The journey to this far has not been easy. It occurred through hard work and determination that I have been able to survive all sorts of discrimination and financial constraints and get focused on my future and my dreams, which are about to bring fruit. Some White Americans view me as a poor immigrant who is out to deplete their resources and they employ all sorts of discrimination against me. I am often treated as a second-class citizen who is pushy, hot-tempered, hungry for money, and materialistic, while the sacrifice, hard work, and efforts that I have put in fostering the American dream are disregarded. Their intent is to lower my self-esteem and self-worth so that I may give up pursuing academic excellence. What they miss out is that my determination for success in education is grounded on my parents’ financial struggles in ensuring that I get the best education. Hence, irrespective of all their efforts, my destination is defined properly.
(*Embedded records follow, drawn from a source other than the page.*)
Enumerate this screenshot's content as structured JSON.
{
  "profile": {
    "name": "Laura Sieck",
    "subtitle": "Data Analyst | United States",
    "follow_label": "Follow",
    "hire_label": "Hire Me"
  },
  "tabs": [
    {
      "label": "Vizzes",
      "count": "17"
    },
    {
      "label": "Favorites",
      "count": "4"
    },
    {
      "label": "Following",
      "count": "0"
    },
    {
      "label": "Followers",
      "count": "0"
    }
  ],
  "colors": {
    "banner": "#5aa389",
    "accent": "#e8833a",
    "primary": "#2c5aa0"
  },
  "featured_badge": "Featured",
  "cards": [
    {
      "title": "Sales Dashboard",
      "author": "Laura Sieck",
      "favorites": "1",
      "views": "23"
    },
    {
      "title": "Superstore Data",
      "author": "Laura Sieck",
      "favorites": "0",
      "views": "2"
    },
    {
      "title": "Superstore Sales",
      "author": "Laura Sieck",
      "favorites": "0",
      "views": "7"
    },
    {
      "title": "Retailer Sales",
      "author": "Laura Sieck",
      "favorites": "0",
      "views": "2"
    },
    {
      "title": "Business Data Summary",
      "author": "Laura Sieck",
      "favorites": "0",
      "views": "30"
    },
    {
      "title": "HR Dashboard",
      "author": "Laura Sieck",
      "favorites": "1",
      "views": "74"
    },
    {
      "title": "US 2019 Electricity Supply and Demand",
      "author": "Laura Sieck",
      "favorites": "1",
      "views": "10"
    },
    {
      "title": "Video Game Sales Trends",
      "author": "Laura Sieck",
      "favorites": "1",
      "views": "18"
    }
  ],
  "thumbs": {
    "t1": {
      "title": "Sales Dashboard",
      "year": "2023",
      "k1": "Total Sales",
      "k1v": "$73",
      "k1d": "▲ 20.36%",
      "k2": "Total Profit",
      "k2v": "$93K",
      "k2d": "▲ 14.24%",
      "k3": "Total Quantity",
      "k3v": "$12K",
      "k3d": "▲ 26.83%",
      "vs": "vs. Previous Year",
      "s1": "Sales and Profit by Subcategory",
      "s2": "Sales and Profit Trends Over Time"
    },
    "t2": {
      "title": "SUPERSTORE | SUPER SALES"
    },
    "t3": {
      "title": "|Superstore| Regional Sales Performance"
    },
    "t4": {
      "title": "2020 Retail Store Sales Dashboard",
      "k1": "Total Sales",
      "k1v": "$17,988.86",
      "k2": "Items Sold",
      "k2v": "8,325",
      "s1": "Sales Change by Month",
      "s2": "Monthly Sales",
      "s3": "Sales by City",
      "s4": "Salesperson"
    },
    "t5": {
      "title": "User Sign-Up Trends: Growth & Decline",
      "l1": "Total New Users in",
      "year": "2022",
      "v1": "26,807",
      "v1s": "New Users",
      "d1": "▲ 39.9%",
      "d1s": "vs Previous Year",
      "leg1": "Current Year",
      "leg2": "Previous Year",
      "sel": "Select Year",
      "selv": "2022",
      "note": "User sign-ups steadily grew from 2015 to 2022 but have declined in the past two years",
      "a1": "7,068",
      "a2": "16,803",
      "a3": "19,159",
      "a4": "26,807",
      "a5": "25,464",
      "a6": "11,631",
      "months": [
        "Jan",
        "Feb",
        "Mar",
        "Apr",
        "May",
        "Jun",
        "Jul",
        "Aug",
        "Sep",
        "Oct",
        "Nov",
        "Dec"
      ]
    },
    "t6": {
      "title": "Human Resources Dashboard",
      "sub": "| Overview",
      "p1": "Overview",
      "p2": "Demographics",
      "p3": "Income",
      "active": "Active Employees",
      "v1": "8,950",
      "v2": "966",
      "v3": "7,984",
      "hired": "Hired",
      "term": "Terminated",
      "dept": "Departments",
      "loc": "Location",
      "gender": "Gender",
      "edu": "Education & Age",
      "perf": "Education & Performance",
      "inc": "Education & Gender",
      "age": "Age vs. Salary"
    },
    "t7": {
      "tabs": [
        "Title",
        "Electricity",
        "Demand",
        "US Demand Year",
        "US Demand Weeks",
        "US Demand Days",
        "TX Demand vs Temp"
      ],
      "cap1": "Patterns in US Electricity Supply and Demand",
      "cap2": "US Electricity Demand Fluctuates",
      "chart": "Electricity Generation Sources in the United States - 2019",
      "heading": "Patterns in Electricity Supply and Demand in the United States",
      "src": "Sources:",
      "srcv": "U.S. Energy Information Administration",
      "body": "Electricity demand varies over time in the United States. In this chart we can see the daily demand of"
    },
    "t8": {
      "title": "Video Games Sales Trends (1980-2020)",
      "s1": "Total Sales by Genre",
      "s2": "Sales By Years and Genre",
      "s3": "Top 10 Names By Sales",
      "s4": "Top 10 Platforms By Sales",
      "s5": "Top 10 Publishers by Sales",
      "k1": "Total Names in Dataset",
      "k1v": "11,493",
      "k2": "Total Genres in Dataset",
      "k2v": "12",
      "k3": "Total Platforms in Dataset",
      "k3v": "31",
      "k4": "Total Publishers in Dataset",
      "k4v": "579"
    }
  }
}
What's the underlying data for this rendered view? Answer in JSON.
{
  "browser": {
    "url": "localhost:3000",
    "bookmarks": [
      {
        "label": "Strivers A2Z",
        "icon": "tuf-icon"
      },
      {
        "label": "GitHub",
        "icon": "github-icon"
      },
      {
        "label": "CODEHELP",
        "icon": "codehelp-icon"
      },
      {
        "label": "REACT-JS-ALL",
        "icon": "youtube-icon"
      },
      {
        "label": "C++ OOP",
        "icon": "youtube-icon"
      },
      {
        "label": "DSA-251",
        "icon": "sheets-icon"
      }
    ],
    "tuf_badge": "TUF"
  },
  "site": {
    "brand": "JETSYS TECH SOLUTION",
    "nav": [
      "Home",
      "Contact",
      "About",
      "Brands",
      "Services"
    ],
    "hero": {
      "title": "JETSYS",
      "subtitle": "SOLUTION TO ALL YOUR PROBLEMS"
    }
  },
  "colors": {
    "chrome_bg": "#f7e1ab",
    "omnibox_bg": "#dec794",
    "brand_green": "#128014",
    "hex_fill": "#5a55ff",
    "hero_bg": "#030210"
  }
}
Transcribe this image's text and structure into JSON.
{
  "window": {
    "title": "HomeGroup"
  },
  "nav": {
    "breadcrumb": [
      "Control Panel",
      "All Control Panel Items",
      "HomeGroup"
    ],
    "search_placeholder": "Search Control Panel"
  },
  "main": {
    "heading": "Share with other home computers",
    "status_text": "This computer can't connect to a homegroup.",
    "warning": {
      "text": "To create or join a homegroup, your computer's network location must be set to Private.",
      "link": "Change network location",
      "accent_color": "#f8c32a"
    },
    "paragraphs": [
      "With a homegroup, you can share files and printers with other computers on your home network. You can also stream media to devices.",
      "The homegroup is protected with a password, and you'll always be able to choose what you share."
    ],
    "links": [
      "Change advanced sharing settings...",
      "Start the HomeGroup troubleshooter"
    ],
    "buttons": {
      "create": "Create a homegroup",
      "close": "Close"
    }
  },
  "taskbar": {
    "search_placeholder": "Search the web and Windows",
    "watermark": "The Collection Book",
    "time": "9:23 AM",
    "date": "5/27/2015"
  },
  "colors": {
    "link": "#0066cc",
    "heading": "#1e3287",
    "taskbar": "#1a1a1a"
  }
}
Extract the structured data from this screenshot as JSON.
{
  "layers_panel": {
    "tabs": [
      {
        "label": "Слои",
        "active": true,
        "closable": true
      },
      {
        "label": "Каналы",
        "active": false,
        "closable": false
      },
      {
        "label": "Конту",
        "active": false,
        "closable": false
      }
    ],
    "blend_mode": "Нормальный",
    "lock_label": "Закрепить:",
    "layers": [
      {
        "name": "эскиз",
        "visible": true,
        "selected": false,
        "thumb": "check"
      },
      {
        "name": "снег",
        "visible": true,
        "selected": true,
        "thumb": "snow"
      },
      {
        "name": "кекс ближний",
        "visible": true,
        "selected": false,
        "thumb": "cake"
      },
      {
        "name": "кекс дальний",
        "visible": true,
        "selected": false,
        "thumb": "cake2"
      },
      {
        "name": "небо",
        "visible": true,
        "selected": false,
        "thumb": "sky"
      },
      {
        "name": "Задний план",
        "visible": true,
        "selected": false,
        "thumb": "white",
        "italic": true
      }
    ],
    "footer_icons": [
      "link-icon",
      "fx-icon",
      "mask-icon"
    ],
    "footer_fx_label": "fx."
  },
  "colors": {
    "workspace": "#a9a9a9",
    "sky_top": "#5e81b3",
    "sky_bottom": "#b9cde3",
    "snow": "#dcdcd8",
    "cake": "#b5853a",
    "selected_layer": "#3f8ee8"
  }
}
The White America’s judgment of me is founded upon collective judgment and they fail to acknowledge that each individual has a unique and different personality. People will never understand our real identity and personality as we carry a lot in the inside, and this is what defines our life. Irrespective of what people, especially the discriminative White Americans, take me for, I know that they are very wrong since their perceptions about me are totally off base. Lastly, life has got so much to offer and the small things that one experiences in life while growing up are effectual in shaping the life of that individual (Min 102). This calls for proper care, norms, and values that will help in nurturing the best out of us. Therefore, above all, I owe my life to my parents and, most importantly, to my mother whose smile, despite of the hardship that we used to go through, was always my source of hope; and her generous sacrifice is the reason why I am who I am. I believe I can be a source of hope and a smile to the poor and hopeless through my dentist profession.
In conclusion, my mother was determined to sacrifice her health for my future despite the financial struggles that we went through. She wanted me to be the best, generous dentist willing to give back to the society. It is true that such a harsh experience that I went through has made me stronger and more determined. I take it as my responsibility to help by offering my services at a low cost that will give hope to those struggling and in dire need for a better tomorrow. I believe that a smile a day keeps the dentists away; that is why I see it as my responsibility to shine smiles to the hopeless.